Stored records

>>>

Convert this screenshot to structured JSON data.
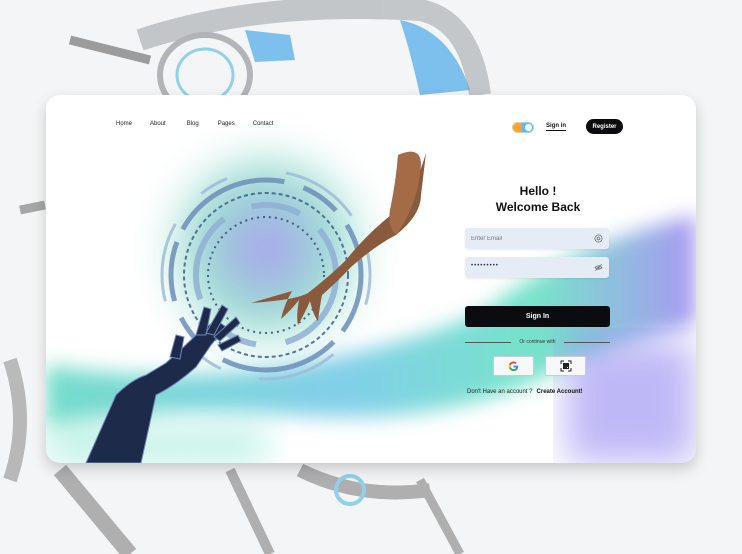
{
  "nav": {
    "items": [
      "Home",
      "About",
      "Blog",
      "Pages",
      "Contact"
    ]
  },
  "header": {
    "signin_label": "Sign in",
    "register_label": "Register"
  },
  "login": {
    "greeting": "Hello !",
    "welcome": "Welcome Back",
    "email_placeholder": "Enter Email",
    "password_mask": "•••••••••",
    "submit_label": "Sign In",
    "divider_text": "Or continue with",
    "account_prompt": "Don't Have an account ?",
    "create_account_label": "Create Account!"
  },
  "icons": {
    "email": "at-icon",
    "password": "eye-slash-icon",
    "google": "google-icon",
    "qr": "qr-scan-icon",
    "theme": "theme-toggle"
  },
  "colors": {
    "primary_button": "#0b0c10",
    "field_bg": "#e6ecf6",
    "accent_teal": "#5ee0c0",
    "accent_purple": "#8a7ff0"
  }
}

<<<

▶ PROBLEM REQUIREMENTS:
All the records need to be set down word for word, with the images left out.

▶ EXERCISE SOLUTION:
Convert this screenshot to structured JSON data.
{
  "nav": {
    "items": [
      "Home",
      "About",
      "Blog",
      "Pages",
      "Contact"
    ]
  },
  "header": {
    "signin_label": "Sign in",
    "register_label": "Register"
  },
  "login": {
    "greeting": "Hello !",
    "welcome": "Welcome Back",
    "email_placeholder": "Enter Email",
    "password_mask": "•••••••••",
    "submit_label": "Sign In",
    "divider_text": "Or continue with",
    "account_prompt": "Don't Have an account ?",
    "create_account_label": "Create Account!"
  },
  "icons": {
    "email": "at-icon",
    "password": "eye-slash-icon",
    "google": "google-icon",
    "qr": "qr-scan-icon",
    "theme": "theme-toggle"
  },
  "colors": {
    "primary_button": "#0b0c10",
    "field_bg": "#e6ecf6",
    "accent_teal": "#5ee0c0",
    "accent_purple": "#8a7ff0"
  }
}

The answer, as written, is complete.